Work required:
Please copy out all lines of the entries that contain the word "heading".

Given data:
——————

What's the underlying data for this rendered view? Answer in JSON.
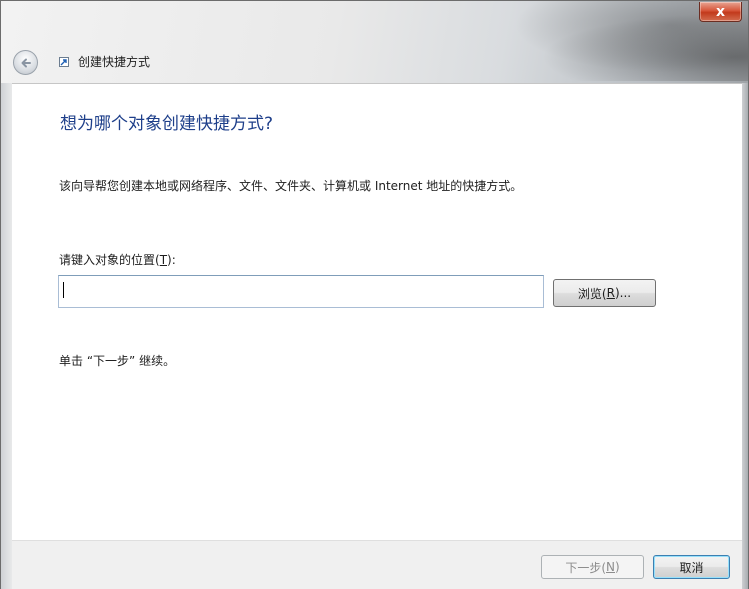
{
  "window": {
    "title": "创建快捷方式",
    "close_glyph": "x"
  },
  "content": {
    "heading": "想为哪个对象创建快捷方式?",
    "description": "该向导帮您创建本地或网络程序、文件、文件夹、计算机或 Internet 地址的快捷方式。",
    "location_label_prefix": "请键入对象的位置(",
    "location_label_key": "T",
    "location_label_suffix": "):",
    "location_value": "",
    "browse_label_prefix": "浏览(",
    "browse_label_key": "R",
    "browse_label_suffix": ")...",
    "instruction": "单击 “下一步” 继续。"
  },
  "footer": {
    "next_label_prefix": "下一步(",
    "next_label_key": "N",
    "next_label_suffix": ")",
    "cancel_label": "取消"
  },
  "icons": {
    "back": "back-arrow-icon",
    "title": "shortcut-icon",
    "close": "close-icon"
  },
  "colors": {
    "heading": "#1e3f8a",
    "close_button": "#c94125",
    "input_border": "#a9bdd5"
  }
}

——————

Finished task:
    "heading": "想为哪个对象创建快捷方式?",
    "heading": "#1e3f8a",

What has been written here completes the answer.